"We became intimate with death. We saw it," said Stephanie Thurston, who led an "all-woman crew in an armored Humvee in Iraq," reported the Buffalo News.

Where protecting women against rape is a feminist priority in peace, it is a point of pride not to protect them against it in time of war. Jessica Lynch, held up as an example of the glories of women in combat, was sodomized in captivity.

Elaine Donnelly of the Center for Military Readiness served as a member of the Presidential Commission on the Assignment of Women in the Armed Forces, which warned in the early 1990s that placing women in combat would mean exposing them to rape and torture. Feminists, she recalled, said that Americans could get used to violence against women. The same feminists who wanted men more sensitive in civil society assured the panel that male soldiers could be desensitized to violence against women in their units. Feminists demanded that Bill Clinton's defense secretary, Les Aspin, eliminate the phrase "substantial risk of capture" as a "factor in determining where servicewomen would be assigned," said Donnelly. After that, military programs were instituted to teach male soldiers how to accept in stride females brutalized in captivity.

Some American male soldiers, now officially not expected to behave chivalrously toward women, have absorbed the new ethos too well, as the steady stream of sexual assault charges from Iraq bears out. The problem is so out of hand that Congress in May was reduced to passing legislation asking the Defense Department to define for the first time "sexual assault."

Not that the policy of women in combat isn't producing some happy news. There was the report last year that babies are now being born on battleships. A 33-year-old female Marine gave birth aboard the warship USS Boxer. Thanks to Bill Clinton's secretary of the Navy John Dalton, pregnant women serve too.

And then there was the happy story of "combat heroine" Teresa Broadwell in the Washington Post. Broadwell had given up a modern-dance scholarship to the University of North Texas to work a machine gun in Iraq. The Post reported her "standing on tiptoe in the turret of a Humvee in a vain attempt, at 5 feet 4 inches tall, to see through the sight of her M-249 machine gun." The Post gave her an A for effort in a gun battle it reported in November 2003 in which three Americans died and seven were wounded. So did her properly conditioned colleagues. "She was on top of it," said Pfc. Jonathan Rape. "If she were two inches taller, it would have helped, but you couldn't expect anything more." Since Broadwell, reported the Post, "wasn't quite tall enough to see through the weapon's sight, she was gauging the accuracy of her fire with tracer rounds."

The story put Elaine Donnelly in mind of a comment one soldier unhappy with the prospect of women in combat made to her commission: "This is not Olympic diving.
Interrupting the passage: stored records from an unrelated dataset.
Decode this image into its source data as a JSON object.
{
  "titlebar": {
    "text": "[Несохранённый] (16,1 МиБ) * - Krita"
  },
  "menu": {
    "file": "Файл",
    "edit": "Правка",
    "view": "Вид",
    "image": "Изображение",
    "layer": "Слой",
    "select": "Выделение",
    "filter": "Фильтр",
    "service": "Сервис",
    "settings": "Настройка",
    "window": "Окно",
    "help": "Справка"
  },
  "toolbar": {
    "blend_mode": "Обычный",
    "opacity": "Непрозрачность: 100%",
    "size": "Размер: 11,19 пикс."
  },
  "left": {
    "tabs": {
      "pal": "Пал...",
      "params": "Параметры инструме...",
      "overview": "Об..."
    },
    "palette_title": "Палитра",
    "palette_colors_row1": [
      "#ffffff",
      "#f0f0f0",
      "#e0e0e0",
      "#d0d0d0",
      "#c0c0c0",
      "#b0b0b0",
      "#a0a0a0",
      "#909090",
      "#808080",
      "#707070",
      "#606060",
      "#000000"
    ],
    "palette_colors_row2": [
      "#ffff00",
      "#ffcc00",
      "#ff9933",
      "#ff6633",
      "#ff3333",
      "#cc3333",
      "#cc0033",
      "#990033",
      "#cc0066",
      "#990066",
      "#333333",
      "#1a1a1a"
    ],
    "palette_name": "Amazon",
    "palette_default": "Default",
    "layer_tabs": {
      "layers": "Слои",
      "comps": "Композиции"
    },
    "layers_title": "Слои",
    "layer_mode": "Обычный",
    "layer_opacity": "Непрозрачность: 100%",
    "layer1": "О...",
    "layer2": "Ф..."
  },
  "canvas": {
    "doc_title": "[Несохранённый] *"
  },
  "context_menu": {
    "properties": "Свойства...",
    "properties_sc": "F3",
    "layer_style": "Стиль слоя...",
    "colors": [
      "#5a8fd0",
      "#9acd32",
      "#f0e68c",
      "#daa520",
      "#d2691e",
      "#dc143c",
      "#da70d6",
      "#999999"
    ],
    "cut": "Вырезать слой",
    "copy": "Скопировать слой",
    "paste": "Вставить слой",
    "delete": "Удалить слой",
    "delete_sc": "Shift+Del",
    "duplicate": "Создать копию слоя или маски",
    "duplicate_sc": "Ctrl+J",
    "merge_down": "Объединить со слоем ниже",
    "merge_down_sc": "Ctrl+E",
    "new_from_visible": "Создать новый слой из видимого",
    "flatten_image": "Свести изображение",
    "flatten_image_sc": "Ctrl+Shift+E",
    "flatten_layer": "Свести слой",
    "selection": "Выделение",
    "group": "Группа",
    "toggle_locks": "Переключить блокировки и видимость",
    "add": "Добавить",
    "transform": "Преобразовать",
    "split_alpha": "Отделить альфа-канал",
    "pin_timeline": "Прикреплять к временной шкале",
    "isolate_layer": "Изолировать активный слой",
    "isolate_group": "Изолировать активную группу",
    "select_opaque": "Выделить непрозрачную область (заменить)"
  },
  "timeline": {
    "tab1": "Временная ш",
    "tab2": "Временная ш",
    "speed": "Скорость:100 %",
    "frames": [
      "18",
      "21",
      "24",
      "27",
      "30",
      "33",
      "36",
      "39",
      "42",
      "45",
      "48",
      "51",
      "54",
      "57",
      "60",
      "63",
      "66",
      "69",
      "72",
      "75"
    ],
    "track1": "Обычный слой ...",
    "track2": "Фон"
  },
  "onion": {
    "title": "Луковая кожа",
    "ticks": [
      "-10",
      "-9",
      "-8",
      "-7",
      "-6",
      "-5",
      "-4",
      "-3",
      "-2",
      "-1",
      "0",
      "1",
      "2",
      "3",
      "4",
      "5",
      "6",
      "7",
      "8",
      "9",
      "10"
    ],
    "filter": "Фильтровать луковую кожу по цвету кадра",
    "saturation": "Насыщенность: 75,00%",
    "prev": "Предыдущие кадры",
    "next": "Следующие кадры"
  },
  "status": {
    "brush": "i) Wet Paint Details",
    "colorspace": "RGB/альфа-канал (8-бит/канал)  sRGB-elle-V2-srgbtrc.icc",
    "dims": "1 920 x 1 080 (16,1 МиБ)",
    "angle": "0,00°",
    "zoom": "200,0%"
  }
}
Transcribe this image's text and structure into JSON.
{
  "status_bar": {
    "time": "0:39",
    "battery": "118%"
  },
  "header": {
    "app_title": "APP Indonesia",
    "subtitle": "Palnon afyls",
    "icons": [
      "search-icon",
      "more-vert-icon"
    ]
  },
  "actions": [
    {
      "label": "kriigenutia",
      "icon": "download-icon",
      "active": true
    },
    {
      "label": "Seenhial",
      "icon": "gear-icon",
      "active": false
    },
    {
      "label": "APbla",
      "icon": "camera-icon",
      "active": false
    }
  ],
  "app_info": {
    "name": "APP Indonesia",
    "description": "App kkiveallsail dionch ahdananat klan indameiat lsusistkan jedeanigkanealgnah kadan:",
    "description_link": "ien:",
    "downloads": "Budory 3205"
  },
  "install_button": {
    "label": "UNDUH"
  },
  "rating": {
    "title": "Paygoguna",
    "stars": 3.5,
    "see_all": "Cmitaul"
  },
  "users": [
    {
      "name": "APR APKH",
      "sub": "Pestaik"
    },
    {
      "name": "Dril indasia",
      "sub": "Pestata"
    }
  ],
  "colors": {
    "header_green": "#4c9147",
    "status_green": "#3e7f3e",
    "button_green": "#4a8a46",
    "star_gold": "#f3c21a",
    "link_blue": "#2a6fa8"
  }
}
We do not get extra credit for adding an extra degree of difficulty."

From women wardens to sadomasochistic female jailors to single mothers sent to die on the front lines, the war in Iraq resembles a perverse myth Aristophanes wouldn't have been able to conjure up.